Abraham H. Cassell will later reveal that his old aunt pointed out the grave to him, explaining she was perhaps the only person living who knew its location. She died soonafter. For years after Brother Cassell was the only person to know of the burial place of this early American leader of the Brethren. In his later years, Cassell was seized by typhoid fever, and in his sickness he remembered that he alone knew of the exact spot where Peter Becker was buried. On his sick bed he made a solemn vow to God that if his life were spared he would, at his own expense, erect a fitting memorial over the grave.
God was good to him and in due time he was well. Then the order was given and a beautiful Carrara marble stone was prepared and fittingly engraved.
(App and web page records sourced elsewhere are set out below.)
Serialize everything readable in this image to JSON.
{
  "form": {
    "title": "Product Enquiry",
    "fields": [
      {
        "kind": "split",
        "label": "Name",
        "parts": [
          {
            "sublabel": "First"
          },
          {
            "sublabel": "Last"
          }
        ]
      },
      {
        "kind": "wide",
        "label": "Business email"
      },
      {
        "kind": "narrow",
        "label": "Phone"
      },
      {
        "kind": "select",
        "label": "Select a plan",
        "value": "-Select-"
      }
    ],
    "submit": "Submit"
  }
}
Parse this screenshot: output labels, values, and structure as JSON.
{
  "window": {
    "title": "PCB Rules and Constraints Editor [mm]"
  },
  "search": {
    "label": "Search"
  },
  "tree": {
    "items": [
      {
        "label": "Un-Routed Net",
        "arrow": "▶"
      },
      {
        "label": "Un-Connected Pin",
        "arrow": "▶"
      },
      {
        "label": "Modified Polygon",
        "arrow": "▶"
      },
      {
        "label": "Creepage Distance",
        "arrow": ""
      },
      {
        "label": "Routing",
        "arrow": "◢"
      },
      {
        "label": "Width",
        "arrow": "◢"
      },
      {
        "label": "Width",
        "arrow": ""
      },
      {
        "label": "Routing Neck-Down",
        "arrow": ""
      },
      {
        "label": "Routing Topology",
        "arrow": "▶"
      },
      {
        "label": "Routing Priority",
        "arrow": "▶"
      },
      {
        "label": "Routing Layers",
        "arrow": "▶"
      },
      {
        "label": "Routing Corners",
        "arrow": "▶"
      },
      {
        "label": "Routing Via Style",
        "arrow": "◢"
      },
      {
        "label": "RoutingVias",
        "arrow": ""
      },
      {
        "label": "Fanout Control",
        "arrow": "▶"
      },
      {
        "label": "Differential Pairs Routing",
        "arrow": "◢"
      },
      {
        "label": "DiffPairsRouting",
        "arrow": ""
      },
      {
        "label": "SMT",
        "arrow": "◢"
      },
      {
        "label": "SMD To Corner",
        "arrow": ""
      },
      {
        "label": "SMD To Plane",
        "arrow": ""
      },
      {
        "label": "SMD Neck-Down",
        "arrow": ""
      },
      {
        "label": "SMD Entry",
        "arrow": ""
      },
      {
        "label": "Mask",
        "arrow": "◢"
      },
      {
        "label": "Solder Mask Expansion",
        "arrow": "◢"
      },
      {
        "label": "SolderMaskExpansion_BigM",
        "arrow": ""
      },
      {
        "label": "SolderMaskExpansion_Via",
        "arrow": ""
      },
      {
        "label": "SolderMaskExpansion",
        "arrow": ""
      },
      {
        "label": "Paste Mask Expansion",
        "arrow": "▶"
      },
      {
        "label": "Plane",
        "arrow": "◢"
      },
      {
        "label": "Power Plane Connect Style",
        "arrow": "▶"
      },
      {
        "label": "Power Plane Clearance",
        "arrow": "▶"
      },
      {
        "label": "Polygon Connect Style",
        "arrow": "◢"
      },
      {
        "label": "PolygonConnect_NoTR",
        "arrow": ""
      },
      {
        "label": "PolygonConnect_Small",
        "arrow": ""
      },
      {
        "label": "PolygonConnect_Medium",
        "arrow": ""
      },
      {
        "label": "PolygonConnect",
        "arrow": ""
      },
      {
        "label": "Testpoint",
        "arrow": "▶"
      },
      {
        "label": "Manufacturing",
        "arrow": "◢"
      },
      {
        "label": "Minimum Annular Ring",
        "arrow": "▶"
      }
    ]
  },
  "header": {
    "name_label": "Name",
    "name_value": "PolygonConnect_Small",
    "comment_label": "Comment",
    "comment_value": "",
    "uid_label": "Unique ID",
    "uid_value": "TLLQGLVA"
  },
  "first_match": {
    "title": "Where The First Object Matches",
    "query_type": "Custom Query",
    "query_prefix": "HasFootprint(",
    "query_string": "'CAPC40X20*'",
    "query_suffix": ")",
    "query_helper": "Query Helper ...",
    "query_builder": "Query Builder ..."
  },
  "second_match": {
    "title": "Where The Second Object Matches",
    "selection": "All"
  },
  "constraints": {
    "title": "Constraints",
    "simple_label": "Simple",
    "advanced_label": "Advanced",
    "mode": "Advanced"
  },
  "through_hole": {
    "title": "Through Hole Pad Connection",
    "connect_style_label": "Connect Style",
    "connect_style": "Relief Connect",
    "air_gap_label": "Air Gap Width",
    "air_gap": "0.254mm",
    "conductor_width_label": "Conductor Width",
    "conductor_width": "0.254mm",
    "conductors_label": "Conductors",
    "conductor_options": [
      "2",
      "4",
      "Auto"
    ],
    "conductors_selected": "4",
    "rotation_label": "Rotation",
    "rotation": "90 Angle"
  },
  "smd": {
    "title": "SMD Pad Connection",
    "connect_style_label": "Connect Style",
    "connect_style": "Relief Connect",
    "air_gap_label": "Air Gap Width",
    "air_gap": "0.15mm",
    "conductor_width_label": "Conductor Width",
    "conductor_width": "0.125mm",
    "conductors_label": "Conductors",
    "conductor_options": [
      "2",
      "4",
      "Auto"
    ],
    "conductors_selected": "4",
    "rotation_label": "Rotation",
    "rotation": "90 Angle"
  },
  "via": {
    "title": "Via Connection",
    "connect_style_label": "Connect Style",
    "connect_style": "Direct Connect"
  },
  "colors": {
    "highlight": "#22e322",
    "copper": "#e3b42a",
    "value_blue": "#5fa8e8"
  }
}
When the workmen under Brother Cassel's direction dug the soil away to set the stone, their picks struck an obstacle, - a rough old sandstone. It was removed to allow the new stone to be securely set. The inscription on the old stone was plainly cut and now continues to stand beside the new stone two hundred and fifty years later on this anniversary of the death of Peter Becker.
Source: A History of the German Baptist Brethren, Martin G. Brumbaugh